DIRECTIONS FOR THIS TASK: Pull out every line with the word "data" from the entries below.

LISTED ENTRIES:
· · · · · · ·
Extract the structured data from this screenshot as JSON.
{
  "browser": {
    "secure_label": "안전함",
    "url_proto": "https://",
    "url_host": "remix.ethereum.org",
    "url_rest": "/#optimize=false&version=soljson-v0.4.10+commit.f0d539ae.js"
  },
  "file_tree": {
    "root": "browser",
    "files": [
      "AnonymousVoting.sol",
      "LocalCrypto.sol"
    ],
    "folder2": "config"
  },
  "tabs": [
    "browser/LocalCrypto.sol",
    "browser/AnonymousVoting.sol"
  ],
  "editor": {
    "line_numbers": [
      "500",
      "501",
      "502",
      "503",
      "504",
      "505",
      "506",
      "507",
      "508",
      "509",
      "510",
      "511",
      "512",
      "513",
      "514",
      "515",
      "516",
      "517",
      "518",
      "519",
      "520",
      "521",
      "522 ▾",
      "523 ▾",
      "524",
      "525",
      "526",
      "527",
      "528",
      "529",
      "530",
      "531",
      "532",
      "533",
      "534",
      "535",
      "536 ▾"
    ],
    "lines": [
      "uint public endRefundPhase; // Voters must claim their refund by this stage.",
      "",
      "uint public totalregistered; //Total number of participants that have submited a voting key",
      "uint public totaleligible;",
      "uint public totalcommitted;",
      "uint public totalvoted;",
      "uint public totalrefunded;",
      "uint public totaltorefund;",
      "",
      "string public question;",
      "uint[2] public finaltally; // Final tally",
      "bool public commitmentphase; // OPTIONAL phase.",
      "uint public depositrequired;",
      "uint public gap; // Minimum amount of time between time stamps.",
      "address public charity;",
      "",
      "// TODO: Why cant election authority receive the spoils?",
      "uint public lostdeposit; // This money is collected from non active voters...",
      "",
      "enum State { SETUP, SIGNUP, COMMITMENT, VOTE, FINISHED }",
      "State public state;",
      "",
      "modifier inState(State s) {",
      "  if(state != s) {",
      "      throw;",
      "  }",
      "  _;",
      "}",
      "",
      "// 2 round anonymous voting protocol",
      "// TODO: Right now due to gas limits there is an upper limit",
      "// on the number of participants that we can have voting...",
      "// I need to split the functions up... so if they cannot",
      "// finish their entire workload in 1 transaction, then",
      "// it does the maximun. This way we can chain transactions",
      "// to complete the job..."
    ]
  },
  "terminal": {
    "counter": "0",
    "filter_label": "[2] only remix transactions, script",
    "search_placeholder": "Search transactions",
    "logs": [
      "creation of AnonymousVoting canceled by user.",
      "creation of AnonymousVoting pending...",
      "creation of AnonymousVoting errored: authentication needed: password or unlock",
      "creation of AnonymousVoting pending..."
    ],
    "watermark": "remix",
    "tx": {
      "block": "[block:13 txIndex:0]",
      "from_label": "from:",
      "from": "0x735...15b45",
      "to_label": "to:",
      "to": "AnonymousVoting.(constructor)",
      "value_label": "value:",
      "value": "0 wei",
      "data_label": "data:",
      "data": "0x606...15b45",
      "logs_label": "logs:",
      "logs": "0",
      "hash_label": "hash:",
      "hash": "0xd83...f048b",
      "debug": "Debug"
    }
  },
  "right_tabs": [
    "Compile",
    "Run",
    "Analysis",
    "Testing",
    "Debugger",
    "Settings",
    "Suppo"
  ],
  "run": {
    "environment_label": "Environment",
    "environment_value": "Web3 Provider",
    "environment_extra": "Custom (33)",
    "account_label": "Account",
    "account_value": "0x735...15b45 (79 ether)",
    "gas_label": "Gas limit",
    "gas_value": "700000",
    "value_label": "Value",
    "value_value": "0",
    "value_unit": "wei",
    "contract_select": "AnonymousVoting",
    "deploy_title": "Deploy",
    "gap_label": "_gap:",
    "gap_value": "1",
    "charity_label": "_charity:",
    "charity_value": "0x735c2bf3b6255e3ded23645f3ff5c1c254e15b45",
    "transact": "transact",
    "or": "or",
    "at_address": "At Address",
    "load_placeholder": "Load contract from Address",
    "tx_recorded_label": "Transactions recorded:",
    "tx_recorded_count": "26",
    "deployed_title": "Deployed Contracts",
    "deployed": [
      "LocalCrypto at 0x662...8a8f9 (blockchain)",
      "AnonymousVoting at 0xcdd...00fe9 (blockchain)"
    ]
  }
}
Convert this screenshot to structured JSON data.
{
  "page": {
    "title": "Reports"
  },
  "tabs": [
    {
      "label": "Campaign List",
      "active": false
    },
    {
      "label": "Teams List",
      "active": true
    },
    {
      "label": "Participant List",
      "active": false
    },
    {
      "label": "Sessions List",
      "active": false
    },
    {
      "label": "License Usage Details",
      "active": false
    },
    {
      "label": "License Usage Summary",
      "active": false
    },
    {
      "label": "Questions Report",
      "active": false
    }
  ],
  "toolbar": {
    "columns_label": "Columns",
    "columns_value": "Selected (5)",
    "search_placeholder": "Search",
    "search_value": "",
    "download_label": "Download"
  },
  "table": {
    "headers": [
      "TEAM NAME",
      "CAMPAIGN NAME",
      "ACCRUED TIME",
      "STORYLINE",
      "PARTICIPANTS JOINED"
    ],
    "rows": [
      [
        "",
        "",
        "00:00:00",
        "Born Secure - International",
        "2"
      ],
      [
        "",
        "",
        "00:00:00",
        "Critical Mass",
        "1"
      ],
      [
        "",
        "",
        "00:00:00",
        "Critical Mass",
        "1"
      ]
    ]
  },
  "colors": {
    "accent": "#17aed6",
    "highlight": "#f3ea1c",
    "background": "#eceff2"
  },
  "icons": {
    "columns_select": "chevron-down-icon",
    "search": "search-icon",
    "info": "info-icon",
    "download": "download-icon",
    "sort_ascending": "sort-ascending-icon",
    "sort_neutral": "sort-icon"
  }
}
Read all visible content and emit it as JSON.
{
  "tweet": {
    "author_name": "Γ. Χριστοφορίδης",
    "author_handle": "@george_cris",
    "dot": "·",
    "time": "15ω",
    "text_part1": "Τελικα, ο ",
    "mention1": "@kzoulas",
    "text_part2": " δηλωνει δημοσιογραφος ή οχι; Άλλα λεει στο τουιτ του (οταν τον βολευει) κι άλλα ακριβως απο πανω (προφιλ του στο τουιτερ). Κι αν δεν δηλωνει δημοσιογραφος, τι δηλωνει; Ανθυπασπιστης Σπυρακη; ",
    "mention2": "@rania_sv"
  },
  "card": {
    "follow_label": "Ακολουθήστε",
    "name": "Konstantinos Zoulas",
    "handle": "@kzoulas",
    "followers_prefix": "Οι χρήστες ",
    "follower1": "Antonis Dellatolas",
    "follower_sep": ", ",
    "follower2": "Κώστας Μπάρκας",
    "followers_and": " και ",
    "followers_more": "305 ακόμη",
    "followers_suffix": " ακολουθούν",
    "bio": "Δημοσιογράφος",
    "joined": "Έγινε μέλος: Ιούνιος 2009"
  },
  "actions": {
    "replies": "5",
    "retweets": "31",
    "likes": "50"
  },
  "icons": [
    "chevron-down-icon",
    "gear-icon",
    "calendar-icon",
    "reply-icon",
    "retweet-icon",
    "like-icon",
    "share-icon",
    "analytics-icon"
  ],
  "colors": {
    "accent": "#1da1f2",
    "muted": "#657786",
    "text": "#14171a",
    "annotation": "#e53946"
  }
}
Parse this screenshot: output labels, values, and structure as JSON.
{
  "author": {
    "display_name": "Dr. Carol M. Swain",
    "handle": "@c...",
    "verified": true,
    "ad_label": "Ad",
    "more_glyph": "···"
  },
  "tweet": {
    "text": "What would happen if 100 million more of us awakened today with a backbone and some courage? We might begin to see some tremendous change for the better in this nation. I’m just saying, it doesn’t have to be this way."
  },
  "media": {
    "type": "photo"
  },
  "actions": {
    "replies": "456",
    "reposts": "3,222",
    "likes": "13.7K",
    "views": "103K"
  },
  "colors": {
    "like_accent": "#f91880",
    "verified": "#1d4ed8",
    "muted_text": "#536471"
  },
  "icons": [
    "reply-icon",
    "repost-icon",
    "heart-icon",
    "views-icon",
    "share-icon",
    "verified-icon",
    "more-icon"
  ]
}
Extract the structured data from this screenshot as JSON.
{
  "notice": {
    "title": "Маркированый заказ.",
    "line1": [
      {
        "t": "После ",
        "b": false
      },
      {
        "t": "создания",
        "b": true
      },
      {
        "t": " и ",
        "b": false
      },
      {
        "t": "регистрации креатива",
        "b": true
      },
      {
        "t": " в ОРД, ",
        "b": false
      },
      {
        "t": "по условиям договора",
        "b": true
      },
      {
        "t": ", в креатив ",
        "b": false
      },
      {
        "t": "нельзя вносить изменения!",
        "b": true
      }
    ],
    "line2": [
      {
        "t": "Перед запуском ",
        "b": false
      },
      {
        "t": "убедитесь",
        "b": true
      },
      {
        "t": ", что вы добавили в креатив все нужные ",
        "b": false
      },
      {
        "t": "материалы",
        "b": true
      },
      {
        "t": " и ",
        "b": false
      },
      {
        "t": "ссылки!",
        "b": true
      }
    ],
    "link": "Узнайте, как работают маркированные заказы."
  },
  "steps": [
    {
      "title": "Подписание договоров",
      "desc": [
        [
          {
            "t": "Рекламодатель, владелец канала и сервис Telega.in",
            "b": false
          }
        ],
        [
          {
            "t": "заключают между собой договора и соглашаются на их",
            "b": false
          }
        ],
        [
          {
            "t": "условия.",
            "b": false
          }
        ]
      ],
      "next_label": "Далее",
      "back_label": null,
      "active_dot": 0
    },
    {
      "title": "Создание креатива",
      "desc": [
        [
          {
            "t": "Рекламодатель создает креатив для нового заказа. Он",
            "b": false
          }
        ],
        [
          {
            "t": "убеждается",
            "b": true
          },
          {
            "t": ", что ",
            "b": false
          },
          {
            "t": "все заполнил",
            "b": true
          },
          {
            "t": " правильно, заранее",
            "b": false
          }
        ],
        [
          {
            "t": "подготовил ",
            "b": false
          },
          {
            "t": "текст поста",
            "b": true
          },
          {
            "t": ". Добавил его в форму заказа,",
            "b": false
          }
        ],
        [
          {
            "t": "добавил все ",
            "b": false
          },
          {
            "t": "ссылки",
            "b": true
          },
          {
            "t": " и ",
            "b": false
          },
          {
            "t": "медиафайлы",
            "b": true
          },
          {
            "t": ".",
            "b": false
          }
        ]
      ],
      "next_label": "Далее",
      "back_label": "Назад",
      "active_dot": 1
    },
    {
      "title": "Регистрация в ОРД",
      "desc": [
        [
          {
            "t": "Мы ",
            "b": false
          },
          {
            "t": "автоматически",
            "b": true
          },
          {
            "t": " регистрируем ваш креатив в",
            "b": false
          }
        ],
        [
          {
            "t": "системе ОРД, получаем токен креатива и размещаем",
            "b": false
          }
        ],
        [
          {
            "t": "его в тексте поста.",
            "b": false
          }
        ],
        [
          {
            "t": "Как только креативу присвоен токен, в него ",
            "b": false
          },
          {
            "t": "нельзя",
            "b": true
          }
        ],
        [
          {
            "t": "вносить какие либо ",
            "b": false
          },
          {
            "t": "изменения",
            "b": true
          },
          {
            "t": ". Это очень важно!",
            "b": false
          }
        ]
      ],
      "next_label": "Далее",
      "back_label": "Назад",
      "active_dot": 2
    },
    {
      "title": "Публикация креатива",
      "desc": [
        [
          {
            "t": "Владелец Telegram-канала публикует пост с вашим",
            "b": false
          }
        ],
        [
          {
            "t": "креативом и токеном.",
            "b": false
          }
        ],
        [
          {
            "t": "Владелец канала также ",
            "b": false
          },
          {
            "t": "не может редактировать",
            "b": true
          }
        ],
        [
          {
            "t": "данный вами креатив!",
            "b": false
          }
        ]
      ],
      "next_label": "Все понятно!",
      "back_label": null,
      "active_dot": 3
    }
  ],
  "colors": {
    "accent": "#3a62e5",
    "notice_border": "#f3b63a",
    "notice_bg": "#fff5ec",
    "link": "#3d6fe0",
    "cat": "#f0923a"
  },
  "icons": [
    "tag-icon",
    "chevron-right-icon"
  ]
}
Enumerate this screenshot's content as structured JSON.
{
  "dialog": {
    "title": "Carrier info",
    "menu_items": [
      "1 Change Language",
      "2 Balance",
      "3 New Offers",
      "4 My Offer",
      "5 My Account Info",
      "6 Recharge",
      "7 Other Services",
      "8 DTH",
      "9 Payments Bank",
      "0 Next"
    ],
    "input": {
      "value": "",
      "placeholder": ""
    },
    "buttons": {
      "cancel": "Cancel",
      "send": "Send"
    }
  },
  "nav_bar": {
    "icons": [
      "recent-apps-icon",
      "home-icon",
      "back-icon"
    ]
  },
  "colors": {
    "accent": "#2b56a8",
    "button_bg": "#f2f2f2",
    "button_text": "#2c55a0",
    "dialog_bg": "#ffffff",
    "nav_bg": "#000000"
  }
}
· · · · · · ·
EXERCISE ANSWER:
Extract the structured data from this screenshot as JSON.
      "data_label": "data:",
      "data": "0x606...15b45",
Convert this screenshot to structured JSON data.
Extract the structured data from this screenshot as JSON.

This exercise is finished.